It's up for debate as to where Allen's shot falls among other candidates, but former teammates Dwyane Wade and Udonis Haslem believe the sharpshooter's offering stands alone:

Bleacher Report @BleacherReport

“I may be biased, but I don’t care.” @DwyaneWade and @ThisIsUD break down why Ray Allen’s 3-pointer in Game 6 was the biggest shot in NBA Finals history 🗣 Watch live on the B/R app: https://t.co/pYWmFX3ihO (➡️ @scoob) https://t.co/BbjW2eU9Qf

Both made their remarks during Bleacher Report's "Run It Back," which saw Haslem, Wade and ex-NBA forward Channing Frye re-watch Game 7 of the 2013 NBA Finals.

Wade and Haslem were both on that title-winning team, so perhaps bias is coming into play, but the Allen shot's degree of difficulty during a season-saving moment puts it high on any list of the biggest and most clutch shots.

As far as the 2010s go, it's likely either Allen or Kyrie Irving's three-pointer late in Game 7 of the 2016 NBA Finals to help the Cleveland Cavaliers upset the Golden State Warriors.

Brad Botkin of CBS Sports ranked Allen first, though, and Brian Windhorst of ESPN.com explained some background that makes the shot even more remarkable:

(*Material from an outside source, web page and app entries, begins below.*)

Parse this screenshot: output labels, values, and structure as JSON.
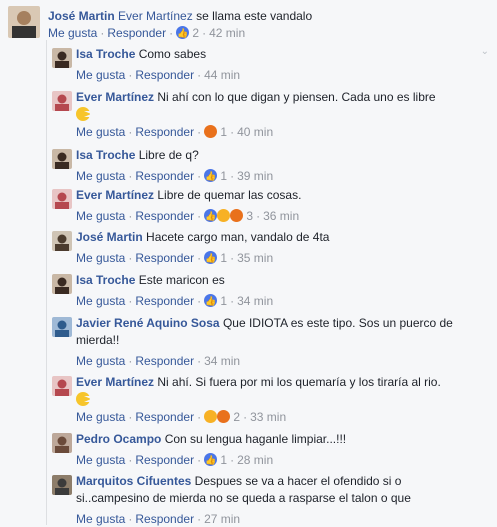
{
  "top": {
    "name": "José Martin",
    "mention": "Ever Martínez",
    "text": " se llama este vandalo",
    "like": "Me gusta",
    "reply": "Responder",
    "count": "2",
    "time": "42 min"
  },
  "replies": [
    {
      "name": "Isa Troche",
      "text": "Como sabes",
      "like": "Me gusta",
      "reply": "Responder",
      "count": "",
      "time": "44 min",
      "reaction": "none"
    },
    {
      "name": "Ever Martínez",
      "text": "Ni ahí con lo que digan y piensen. Cada uno es libre",
      "like": "Me gusta",
      "reply": "Responder",
      "count": "1",
      "time": "40 min",
      "reaction": "angry-icon"
    },
    {
      "name": "Isa Troche",
      "text": "Libre de q?",
      "like": "Me gusta",
      "reply": "Responder",
      "count": "1",
      "time": "39 min",
      "reaction": "like-icon"
    },
    {
      "name": "Ever Martínez",
      "text": "Libre de quemar las cosas.",
      "like": "Me gusta",
      "reply": "Responder",
      "count": "3",
      "time": "36 min",
      "reaction": "multi"
    },
    {
      "name": "José Martin",
      "text": "Hacete cargo man, vandalo de 4ta",
      "like": "Me gusta",
      "reply": "Responder",
      "count": "1",
      "time": "35 min",
      "reaction": "like-icon"
    },
    {
      "name": "Isa Troche",
      "text": "Este maricon es",
      "like": "Me gusta",
      "reply": "Responder",
      "count": "1",
      "time": "34 min",
      "reaction": "like-icon"
    },
    {
      "name": "Javier René Aquino Sosa",
      "text": "Que IDIOTA es este tipo. Sos un puerco de",
      "text2": "mierda!!",
      "like": "Me gusta",
      "reply": "Responder",
      "count": "",
      "time": "34 min",
      "reaction": "none"
    },
    {
      "name": "Ever Martínez",
      "text": "Ni ahí. Si fuera por mi los quemaría y los tiraría al rio.",
      "like": "Me gusta",
      "reply": "Responder",
      "count": "2",
      "time": "33 min",
      "reaction": "haha-angry"
    },
    {
      "name": "Pedro Ocampo",
      "text": "Con su lengua haganle limpiar...!!!",
      "like": "Me gusta",
      "reply": "Responder",
      "count": "1",
      "time": "28 min",
      "reaction": "like-icon"
    },
    {
      "name": "Marquitos Cifuentes",
      "text": "Despues se va a hacer el ofendido si o",
      "text2": "si..campesino de mierda no se queda a rasparse el talon o que",
      "like": "Me gusta",
      "reply": "Responder",
      "count": "",
      "time": "27 min",
      "reaction": "none"
    }
  ]
}
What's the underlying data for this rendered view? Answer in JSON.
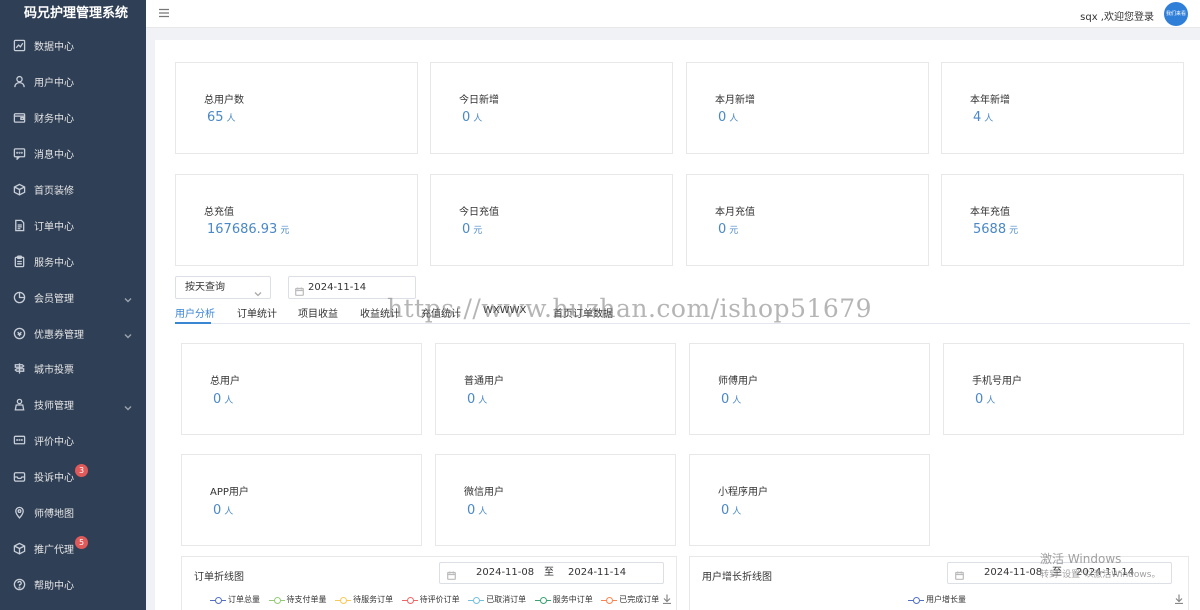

"As for the shot itself, it's the most iconic shot from the most iconic 3-point shooter in league history. Allen was born to hit that shot, not just because it was a 3 but because it was a product of muscle memory from repetition. Part of his legendary practice routine was backing out of rebound position to the corner after an offensive rebound.

"Sometimes, for whatever reason, he'd lie down in the lane and scramble to his feet before backing out to the corner. He did it over and over through the years. He knew from the block to the 3-point line was six steps. He didn't have to look down, he didn't have to measure. He'd already long since done the work."

Allen retired one year later, completing an 18-season NBA career that saw him average 18.9 points per game and knock down 40.0 percent of his three-pointers.